There are two book reviews in this post.
I won a paperback copy of Breaking the Mould: Learning to thrive as a Ministry Mum by Jules Middleton from the publisher SPCK* on Twitter . I was excited about winning it as I have been following Jules Middleton on social media (including her blog Apples of Gold) since we both reviewed Bible to go! for the Big Bible Project.
Both sentences in Kate Bottley’s endorsement: ‘Will make you laugh and cry along with her. Not just for ministry mums.’ are true. The target readership is women thinking of becoming ministers in any Christian denomination, those training or serving especially mothers, mothers-to-be and those hoping to have a family. Much of the content is also applicable to lay people. Middleton uses innovative analogies to make her points.
Other ministry mums have contributed their own stories to the book, which has an introduction by Sharon Prentis. Some of the contributors were familiar to me from Twitter. They have enhanced the book explaining, for example, how a physical disability or mental health condition is not a barrier to serving in the Church.
I found the explanation of the context and background to the passage about the perfect wife in Proverbs 31:10-31 particularly helpful.
Surprisingly, when I had finished reading it hubby picked it up and is finding it very interesting and readable, proving the point that this is a book which is attractive to a wide readership.
The second book was To the Lighthouse by Virginia Woolf which I read as an e-book from BorrowBox. I had not read any of Virginia Woolf’s writing previously. I did not find the story particularly gripping. It was told in an unusual way, concentrating on the thoughts and feelings of the characters as much if not more than the action. I didn’t find a contents list or a way to flip back to earlier parts of the story, but that might be due to my unfamiliarity with the BorrowBox app.
The first part of the book was a description of life in a large household over about a day. The chapter numbers began again at 1 with a jump forward in time. Some of the insights into character and motivation were interesting, but I won’t be rushing to read everything Woolf wrote. The story was followed by a biography of Woolf, which I might have liked to read first. In a printed book that would have been easy! It took me a long time to finish reading it.

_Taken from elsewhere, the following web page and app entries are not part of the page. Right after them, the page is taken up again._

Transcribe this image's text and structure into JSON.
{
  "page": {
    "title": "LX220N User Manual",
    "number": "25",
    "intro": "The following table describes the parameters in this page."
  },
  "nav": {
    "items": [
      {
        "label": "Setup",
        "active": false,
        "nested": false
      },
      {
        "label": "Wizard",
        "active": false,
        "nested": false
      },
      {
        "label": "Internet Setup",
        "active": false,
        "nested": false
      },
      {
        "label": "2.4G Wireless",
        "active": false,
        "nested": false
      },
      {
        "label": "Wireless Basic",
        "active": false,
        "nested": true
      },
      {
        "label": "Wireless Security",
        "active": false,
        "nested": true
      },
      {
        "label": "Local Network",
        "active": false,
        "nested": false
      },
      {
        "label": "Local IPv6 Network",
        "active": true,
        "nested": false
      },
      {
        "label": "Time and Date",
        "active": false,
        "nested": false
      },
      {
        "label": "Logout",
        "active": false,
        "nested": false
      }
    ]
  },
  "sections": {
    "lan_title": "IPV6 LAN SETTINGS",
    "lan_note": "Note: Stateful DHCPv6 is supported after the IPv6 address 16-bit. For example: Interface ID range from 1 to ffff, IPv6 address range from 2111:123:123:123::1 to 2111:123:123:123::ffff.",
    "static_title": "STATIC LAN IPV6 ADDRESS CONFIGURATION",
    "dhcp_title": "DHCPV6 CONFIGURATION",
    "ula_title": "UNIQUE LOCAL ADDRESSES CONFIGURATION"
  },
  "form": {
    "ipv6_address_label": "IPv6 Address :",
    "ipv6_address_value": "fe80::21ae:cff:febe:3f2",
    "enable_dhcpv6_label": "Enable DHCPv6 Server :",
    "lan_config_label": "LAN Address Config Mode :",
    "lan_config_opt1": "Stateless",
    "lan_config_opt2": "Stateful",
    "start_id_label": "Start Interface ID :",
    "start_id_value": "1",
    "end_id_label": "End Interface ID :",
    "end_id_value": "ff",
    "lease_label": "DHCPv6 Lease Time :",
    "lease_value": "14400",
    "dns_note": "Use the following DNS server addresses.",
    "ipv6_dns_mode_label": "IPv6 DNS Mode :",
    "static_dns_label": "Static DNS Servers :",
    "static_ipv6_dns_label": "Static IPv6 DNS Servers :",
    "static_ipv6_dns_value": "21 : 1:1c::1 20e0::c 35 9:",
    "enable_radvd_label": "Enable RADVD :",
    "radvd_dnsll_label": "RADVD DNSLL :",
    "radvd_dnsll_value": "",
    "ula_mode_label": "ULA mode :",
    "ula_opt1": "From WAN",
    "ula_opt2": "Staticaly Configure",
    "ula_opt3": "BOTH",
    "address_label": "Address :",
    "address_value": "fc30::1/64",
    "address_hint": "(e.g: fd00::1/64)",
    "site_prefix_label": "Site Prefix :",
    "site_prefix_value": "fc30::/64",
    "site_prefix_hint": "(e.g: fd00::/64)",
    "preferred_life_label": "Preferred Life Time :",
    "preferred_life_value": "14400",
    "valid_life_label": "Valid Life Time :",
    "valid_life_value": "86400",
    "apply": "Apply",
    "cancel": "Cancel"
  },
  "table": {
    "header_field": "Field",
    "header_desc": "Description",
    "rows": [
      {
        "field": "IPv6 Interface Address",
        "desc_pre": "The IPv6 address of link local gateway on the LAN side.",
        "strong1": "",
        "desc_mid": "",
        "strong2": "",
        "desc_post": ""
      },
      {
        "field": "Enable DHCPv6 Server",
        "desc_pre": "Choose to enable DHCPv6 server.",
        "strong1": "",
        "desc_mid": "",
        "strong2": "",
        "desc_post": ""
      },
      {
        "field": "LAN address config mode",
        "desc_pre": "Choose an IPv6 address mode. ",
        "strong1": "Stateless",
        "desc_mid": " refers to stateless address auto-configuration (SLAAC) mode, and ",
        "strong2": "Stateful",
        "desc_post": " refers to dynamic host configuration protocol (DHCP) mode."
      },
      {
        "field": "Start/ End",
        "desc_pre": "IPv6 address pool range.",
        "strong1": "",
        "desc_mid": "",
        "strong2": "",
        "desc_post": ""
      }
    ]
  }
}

I have been unable to find the cover image used on BorrowBox. It was an edition published by A Word to the Wise. This link is interesting.
* not IVP (UK) as I originally stated.